### [RECORDS FOR THE EXERCISE]
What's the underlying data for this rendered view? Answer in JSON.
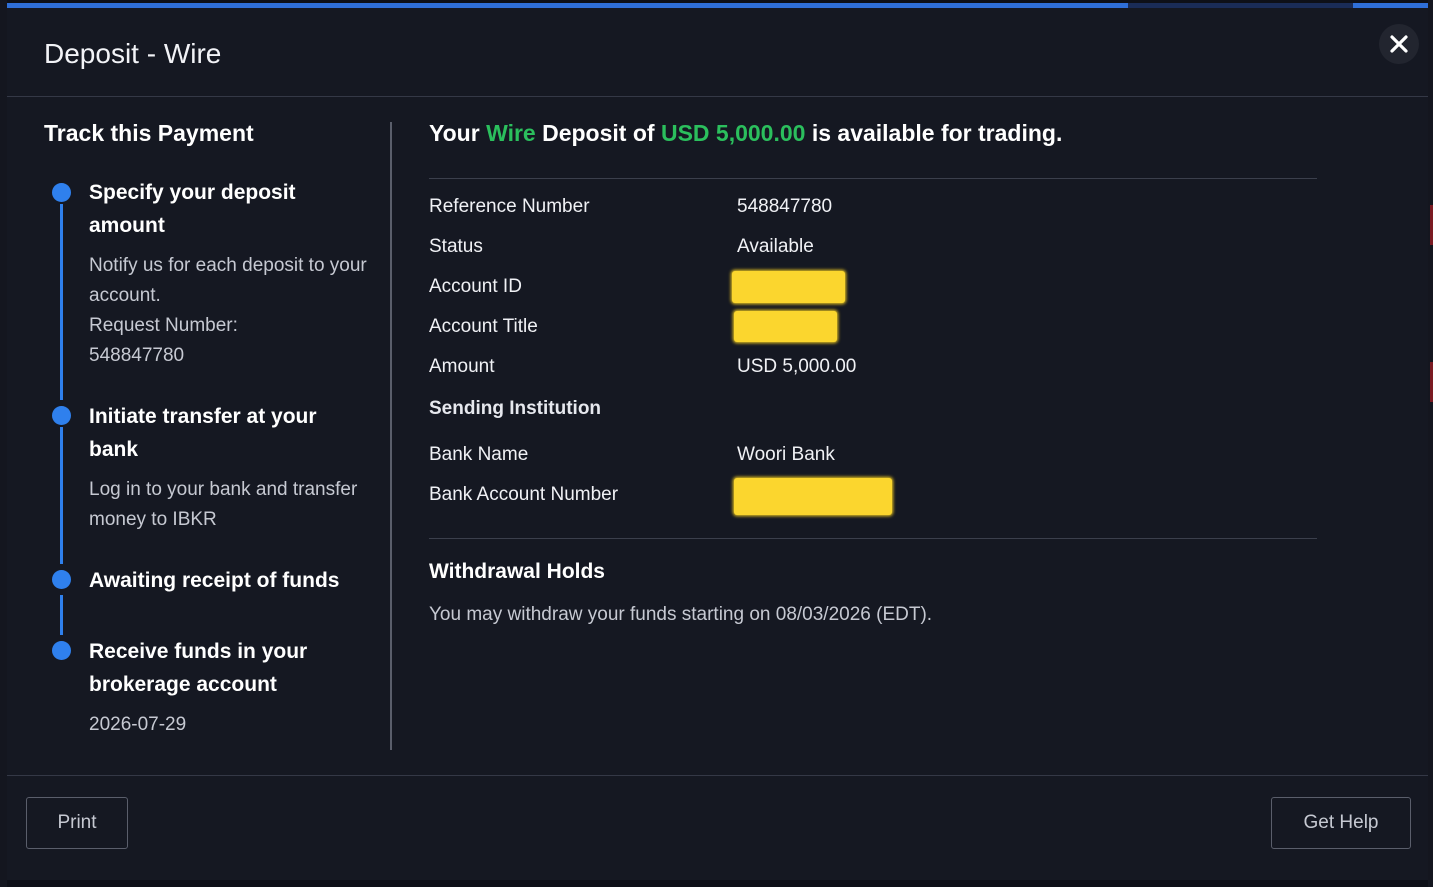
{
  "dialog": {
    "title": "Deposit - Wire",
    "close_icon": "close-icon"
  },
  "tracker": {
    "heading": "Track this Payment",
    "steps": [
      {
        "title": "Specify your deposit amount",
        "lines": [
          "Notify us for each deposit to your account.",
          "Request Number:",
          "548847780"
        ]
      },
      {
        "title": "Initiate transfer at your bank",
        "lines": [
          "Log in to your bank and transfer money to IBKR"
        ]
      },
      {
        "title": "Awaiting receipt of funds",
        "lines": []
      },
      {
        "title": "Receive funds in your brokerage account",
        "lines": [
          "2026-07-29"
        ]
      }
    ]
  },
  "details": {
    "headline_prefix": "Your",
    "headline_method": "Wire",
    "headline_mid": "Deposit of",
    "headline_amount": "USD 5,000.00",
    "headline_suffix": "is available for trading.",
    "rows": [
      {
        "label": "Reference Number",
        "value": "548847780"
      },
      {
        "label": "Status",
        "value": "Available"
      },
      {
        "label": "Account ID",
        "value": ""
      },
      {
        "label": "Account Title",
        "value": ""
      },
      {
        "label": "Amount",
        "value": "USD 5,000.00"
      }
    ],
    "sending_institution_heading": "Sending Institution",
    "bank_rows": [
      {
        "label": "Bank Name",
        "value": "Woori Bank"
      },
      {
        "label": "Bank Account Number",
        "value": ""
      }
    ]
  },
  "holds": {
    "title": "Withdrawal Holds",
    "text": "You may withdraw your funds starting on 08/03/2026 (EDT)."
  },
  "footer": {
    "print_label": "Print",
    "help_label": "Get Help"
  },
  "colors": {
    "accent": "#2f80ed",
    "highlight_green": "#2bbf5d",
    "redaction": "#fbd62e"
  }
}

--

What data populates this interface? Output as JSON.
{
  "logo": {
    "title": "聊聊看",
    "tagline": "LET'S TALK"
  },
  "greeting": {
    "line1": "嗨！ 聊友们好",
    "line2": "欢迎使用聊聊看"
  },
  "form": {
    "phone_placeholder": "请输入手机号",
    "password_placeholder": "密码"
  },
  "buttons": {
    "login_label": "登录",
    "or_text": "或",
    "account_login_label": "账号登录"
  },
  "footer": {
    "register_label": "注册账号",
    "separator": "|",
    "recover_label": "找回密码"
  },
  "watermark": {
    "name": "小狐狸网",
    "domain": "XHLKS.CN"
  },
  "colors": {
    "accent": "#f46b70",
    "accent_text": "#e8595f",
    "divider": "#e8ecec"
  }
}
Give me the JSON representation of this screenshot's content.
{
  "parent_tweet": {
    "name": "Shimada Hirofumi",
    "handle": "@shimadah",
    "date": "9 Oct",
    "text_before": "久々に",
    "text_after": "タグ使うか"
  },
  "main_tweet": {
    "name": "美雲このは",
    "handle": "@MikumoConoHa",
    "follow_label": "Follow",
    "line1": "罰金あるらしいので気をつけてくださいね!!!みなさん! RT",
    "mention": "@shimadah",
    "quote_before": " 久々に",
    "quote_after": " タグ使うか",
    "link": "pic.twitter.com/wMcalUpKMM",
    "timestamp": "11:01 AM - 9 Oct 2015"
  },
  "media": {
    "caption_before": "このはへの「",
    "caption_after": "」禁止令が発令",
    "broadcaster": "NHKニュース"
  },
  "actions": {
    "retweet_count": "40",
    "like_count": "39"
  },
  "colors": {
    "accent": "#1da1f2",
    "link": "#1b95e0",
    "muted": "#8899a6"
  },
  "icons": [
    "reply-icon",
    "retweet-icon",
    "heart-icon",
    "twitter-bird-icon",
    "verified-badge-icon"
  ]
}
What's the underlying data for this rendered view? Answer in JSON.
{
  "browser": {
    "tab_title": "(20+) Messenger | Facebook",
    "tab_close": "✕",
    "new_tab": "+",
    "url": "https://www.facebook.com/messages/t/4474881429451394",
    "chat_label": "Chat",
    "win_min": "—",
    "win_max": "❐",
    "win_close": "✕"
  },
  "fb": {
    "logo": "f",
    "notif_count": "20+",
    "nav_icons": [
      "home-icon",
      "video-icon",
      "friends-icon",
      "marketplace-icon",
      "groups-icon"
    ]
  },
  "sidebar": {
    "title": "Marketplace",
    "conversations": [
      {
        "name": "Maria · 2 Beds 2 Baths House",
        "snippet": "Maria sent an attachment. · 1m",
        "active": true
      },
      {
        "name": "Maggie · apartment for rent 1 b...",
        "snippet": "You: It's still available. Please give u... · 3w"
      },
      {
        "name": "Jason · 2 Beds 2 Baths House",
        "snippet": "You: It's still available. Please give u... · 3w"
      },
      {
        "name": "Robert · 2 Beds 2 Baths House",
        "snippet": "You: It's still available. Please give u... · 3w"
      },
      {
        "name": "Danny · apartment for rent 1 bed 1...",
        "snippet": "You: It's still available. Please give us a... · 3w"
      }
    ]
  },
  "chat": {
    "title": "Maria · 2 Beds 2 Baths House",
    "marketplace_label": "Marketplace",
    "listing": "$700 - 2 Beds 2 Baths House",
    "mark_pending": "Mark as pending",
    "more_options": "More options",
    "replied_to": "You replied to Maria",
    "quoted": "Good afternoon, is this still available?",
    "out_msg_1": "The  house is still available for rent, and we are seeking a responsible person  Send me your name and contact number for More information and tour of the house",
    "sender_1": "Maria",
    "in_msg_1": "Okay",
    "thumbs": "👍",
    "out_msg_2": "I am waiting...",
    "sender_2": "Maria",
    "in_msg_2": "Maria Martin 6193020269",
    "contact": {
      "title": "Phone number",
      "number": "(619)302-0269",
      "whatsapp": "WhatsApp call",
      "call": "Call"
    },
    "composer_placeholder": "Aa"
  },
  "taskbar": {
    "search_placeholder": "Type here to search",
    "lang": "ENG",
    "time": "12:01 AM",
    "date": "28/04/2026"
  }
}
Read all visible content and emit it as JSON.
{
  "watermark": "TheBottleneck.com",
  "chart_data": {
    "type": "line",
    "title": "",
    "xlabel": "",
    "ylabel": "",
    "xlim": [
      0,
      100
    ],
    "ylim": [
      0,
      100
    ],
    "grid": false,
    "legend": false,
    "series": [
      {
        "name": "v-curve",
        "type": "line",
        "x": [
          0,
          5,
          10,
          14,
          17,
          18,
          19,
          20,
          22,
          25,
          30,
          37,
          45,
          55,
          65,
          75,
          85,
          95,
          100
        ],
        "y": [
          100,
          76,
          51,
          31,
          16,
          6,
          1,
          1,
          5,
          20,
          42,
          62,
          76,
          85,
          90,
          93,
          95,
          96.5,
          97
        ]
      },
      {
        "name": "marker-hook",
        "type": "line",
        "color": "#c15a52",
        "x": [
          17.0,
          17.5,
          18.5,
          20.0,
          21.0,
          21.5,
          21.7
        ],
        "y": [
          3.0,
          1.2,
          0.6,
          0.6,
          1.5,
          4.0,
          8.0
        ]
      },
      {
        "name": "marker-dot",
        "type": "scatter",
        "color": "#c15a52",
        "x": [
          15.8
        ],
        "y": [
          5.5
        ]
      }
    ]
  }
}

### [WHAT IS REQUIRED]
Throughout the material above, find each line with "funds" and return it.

### [WRITTEN ANSWER]
        "title": "Awaiting receipt of funds",
        "title": "Receive funds in your brokerage account",
    "text": "You may withdraw your funds starting on 08/03/2026 (EDT)."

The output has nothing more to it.